The need for higher scrutiny, higher quality, additional dimensions do not refer only to statistics which I have touched upon above. The global crisis stressed the need to "reshape" economic data as well, as it came under higher public scrutiny as well. It means they are watched and used actively by policy-makers, financial markets and general public. The example of the excessive deficit procedure mechanism and the European Commission Macro Imbalance procedure, used to detect and correct macroeconomic imbalances on the basis of a scoreboard of indicators "are adding pressure on statisticians to deliver high quality data" (Gonzales-Paramo, 2012). This highlights the need and the importance of having excellent cooperation between central banks and national statistical offices.
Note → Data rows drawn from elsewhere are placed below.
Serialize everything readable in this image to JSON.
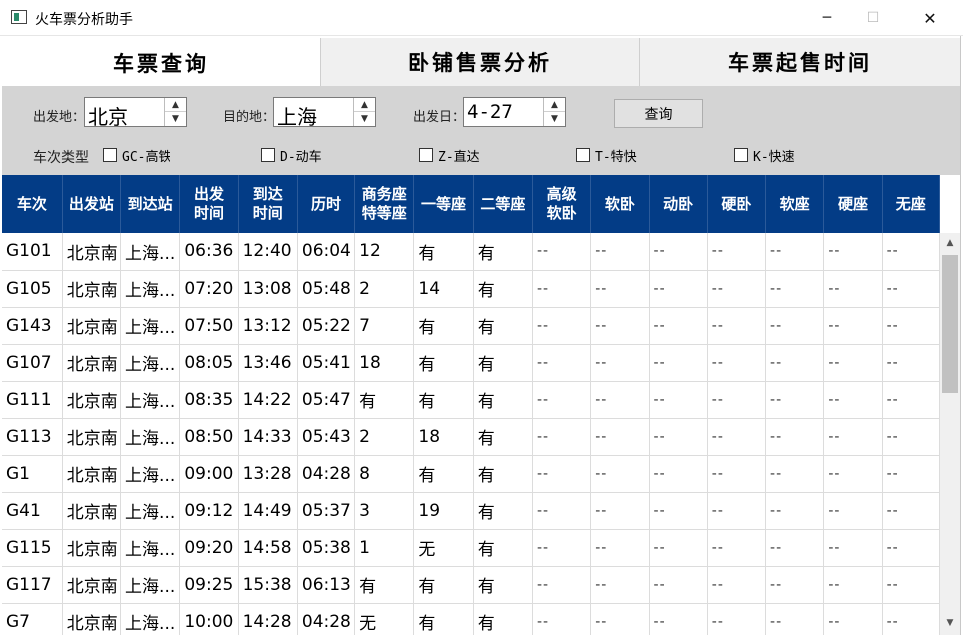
{
  "window": {
    "title": "火车票分析助手",
    "minimize": "─",
    "maximize": "☐",
    "close": "✕"
  },
  "tabs": [
    {
      "label": "车票查询",
      "active": true
    },
    {
      "label": "卧铺售票分析",
      "active": false
    },
    {
      "label": "车票起售时间",
      "active": false
    }
  ],
  "query": {
    "from_label": "出发地：",
    "from_value": "北京",
    "to_label": "目的地：",
    "to_value": "上海",
    "date_label": "出发日：",
    "date_value": "4-27",
    "query_button": "查询",
    "train_type_label": "车次类型",
    "train_types": [
      {
        "label": "GC-高铁",
        "checked": false
      },
      {
        "label": "D-动车",
        "checked": false
      },
      {
        "label": "Z-直达",
        "checked": false
      },
      {
        "label": "T-特快",
        "checked": false
      },
      {
        "label": "K-快速",
        "checked": false
      }
    ]
  },
  "table": {
    "columns": [
      "车次",
      "出发站",
      "到达站",
      "出发时间",
      "到达时间",
      "历时",
      "商务座特等座",
      "一等座",
      "二等座",
      "高级软卧",
      "软卧",
      "动卧",
      "硬卧",
      "软座",
      "硬座",
      "无座"
    ],
    "rows": [
      [
        "G101",
        "北京南",
        "上海...",
        "06:36",
        "12:40",
        "06:04",
        "12",
        "有",
        "有",
        "--",
        "--",
        "--",
        "--",
        "--",
        "--",
        "--"
      ],
      [
        "G105",
        "北京南",
        "上海...",
        "07:20",
        "13:08",
        "05:48",
        "2",
        "14",
        "有",
        "--",
        "--",
        "--",
        "--",
        "--",
        "--",
        "--"
      ],
      [
        "G143",
        "北京南",
        "上海...",
        "07:50",
        "13:12",
        "05:22",
        "7",
        "有",
        "有",
        "--",
        "--",
        "--",
        "--",
        "--",
        "--",
        "--"
      ],
      [
        "G107",
        "北京南",
        "上海...",
        "08:05",
        "13:46",
        "05:41",
        "18",
        "有",
        "有",
        "--",
        "--",
        "--",
        "--",
        "--",
        "--",
        "--"
      ],
      [
        "G111",
        "北京南",
        "上海...",
        "08:35",
        "14:22",
        "05:47",
        "有",
        "有",
        "有",
        "--",
        "--",
        "--",
        "--",
        "--",
        "--",
        "--"
      ],
      [
        "G113",
        "北京南",
        "上海...",
        "08:50",
        "14:33",
        "05:43",
        "2",
        "18",
        "有",
        "--",
        "--",
        "--",
        "--",
        "--",
        "--",
        "--"
      ],
      [
        "G1",
        "北京南",
        "上海...",
        "09:00",
        "13:28",
        "04:28",
        "8",
        "有",
        "有",
        "--",
        "--",
        "--",
        "--",
        "--",
        "--",
        "--"
      ],
      [
        "G41",
        "北京南",
        "上海...",
        "09:12",
        "14:49",
        "05:37",
        "3",
        "19",
        "有",
        "--",
        "--",
        "--",
        "--",
        "--",
        "--",
        "--"
      ],
      [
        "G115",
        "北京南",
        "上海...",
        "09:20",
        "14:58",
        "05:38",
        "1",
        "无",
        "有",
        "--",
        "--",
        "--",
        "--",
        "--",
        "--",
        "--"
      ],
      [
        "G117",
        "北京南",
        "上海...",
        "09:25",
        "15:38",
        "06:13",
        "有",
        "有",
        "有",
        "--",
        "--",
        "--",
        "--",
        "--",
        "--",
        "--"
      ],
      [
        "G7",
        "北京南",
        "上海...",
        "10:00",
        "14:28",
        "04:28",
        "无",
        "有",
        "有",
        "--",
        "--",
        "--",
        "--",
        "--",
        "--",
        "--"
      ]
    ]
  },
  "icons": {
    "app": "app-icon",
    "spin_up": "▲",
    "spin_down": "▼",
    "scroll_up": "▲",
    "scroll_down": "▼"
  },
  "colors": {
    "header_bg": "#033c86",
    "panel_bg": "#d4d4d4",
    "tab_bg": "#f0f0f0"
  }
}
At the end, I hope I have managed to pinpoint the main aspects of the ongoing and evolving discussion on the main challenges for the statistics on the backdrop of the "Great recession". The crisis was hopefully once in a century adverse event, which made a revolution in the manner in which the statistics is thought of. Many issues and challenges in statistics which arose after the crisis have been tackled in the advanced world, but still there are many remaining challenges which are to be tackled in the times to come. As for the less developed countries and less developed statistical systems, the challenges are twofold. First, even absent the crisis, there was a lot of work to be done in order to converge to the systems and practices of the developed world. Of course, lots have been done and gaps have been narrowed. But the changes in the approach to the statistics in the developed economies after the crisis mean that their systems will gain additional layer of quality. Hence, the crisis has made the challenges for us even bigger, as the benchmarks for convergences in the area of statistics are much higher. But I am positive that the efforts and the energy that we invest in this will be enough to get us closer to what is currently being perceived as the best practice in the world of statistics. In fact there is no other alternative. By now we all know that the reliance on second-best solutions in statistics might entail wrong policy decisions, inability to detect and respond to vulnerabilities, and large costs for the society.
Let me wish you a successful seminar with productive and interactive discussions.